Over the last month of testing, I have found the sound quality to be very good. Additionally, I’m not really a big fan of earbud-style headphones, but I actually like the ones Apple includes. They actually feel sort of big for earbuds. Nevertheless, I like them. I like the other included accessories as well for the most part. As I mentioned before, a nicer and more usable case would be nice.
Putting music on the nano isn’t as easy as some other DAPs. Many DAPs allow you to simply drag and drop MP3s, WMAs and the like onto them from within Windows Explorer. You can’t do that with the nano; Apple wants you to use its iTunes application to transfer music to your iPod. Fortunately though, iTunes is a nice program and transfers are pretty speedy when connected to one of my PC’s USB 2.0 ports. iTunes isn’t the only way to get music on your iPod though. You can supposedly use Winamp, but I couldn’t get it to work with the latest version. I believe there are other options out there, but I haven’t explored those yet. Most users will want to stick with the supported iTunes method.
Uploading pictures to the nano isn’t quite as simple as music. In addition to iTunes, you will need iPhoto on a Mac or Adobe Photoshop Elements or Adobe Album on a Windows PC. Photo viewing is a neat feature, but I’m not sure how much I’ll ever use it. Photos look good on the colorful display, but the small screen limits how well you can see an image.

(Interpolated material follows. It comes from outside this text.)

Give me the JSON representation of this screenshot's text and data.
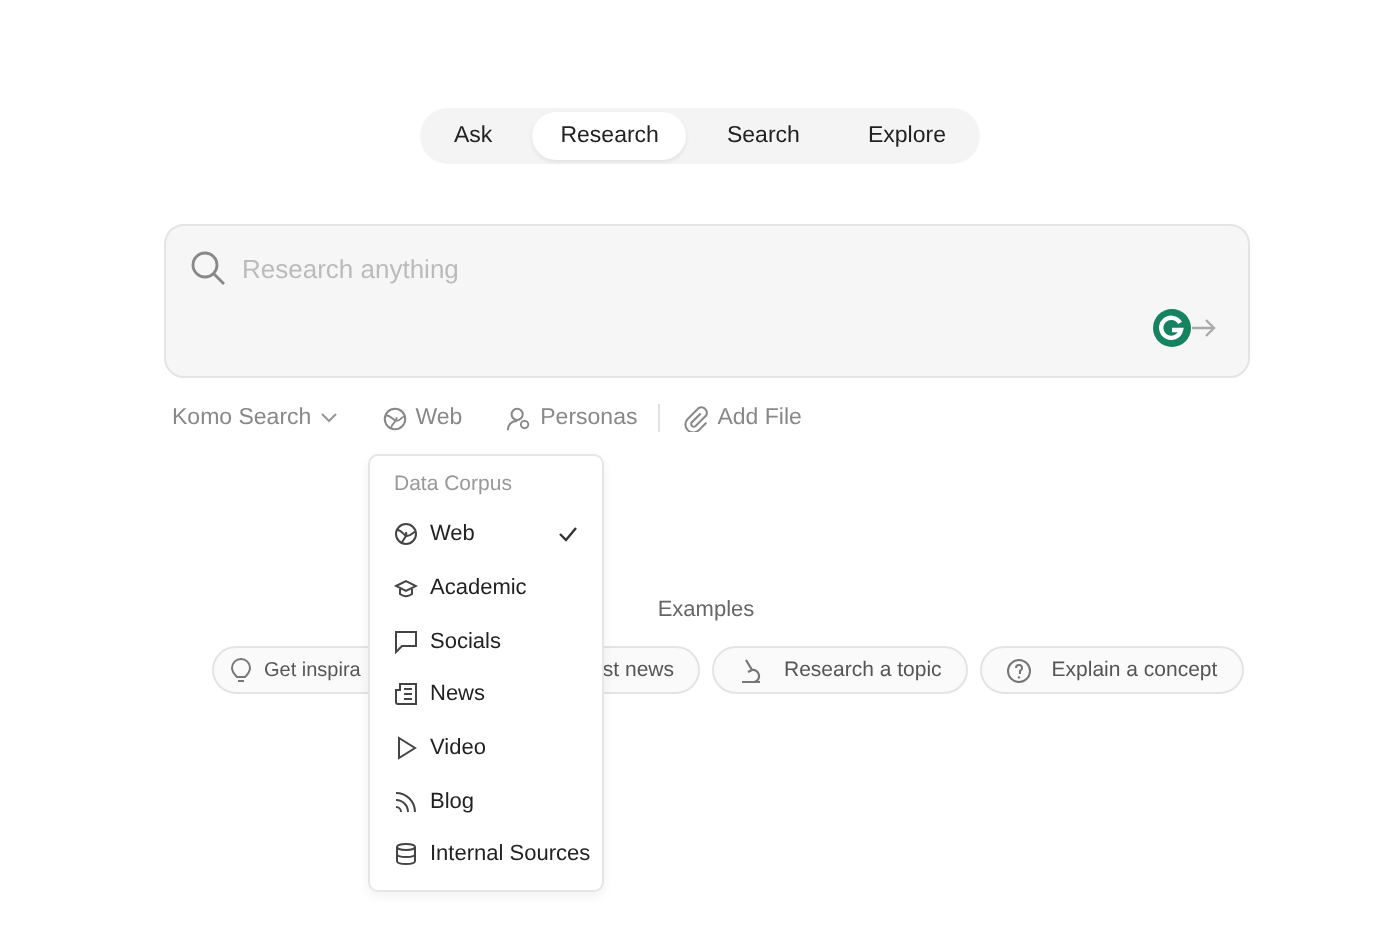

The battery life of the nano has been decent. I haven’t gotten 14 hours out of a charge yet, but I do usually get about 10-12 hours of use before needing to recharge, depending of course on how much I’m browsing through menus or changing settings, etc.
I usually avoid jumping on bandwagons, but I’ve crawled aboard the iPod bandwagon and am glad I did. The 4GB nano is a great little DAP and photo viewer. I am by no means an authority on DAPs, but I strongly suggest giving the nano a closer look if you want a flash-based DAP. Apple offers the nano in three capacities – 1GB, 2GB and 4GB – and two colors – black and white. Both colors look about as slick as a DAP can look. Plus, the user interface and Click Wheel are excellent. In addition to the great style and interface, the nano offers great little extras, like Contacts, Games, Calendar, Stopwatch and much more.
The biggest beef I have with Apple in regards to the iPod nano pertains to the included case. If you want to really protect the nano, you have to buy a new case. iPod accessories tend to be on the expensive side in my opinion, so look to spend at least $20 if not $30+ to find a case that fits your needs. I purchased the DLO Action Jacket for my nano because I use it primarily while exercising and traveling. It is worth noting that a protective case wouldn’t be as necessary if Apple would use a more scratch-resistant finish on the nano.
Since the nano is one of the nicest DAPs on the market, it isn’t the cheapest. Geeks.com is selling the 4GB nano for around $245. If that’s out of stock, you can get the black or white 2GB nano for just over $180.
+ Excellent user interface and menus
+ Click Wheel rocks!
+ Great looks
+ Great features
+ Decent battery life
+ Colorful, bright display that’s easy to read
– No WMA support
– Included case could be much better
– Surface could be more scratch-resistant
– No FM tuner
– Screen could be bigger (longer at least)
Final Score: 9 out of 10 and the Bjorn3D Seal of Approval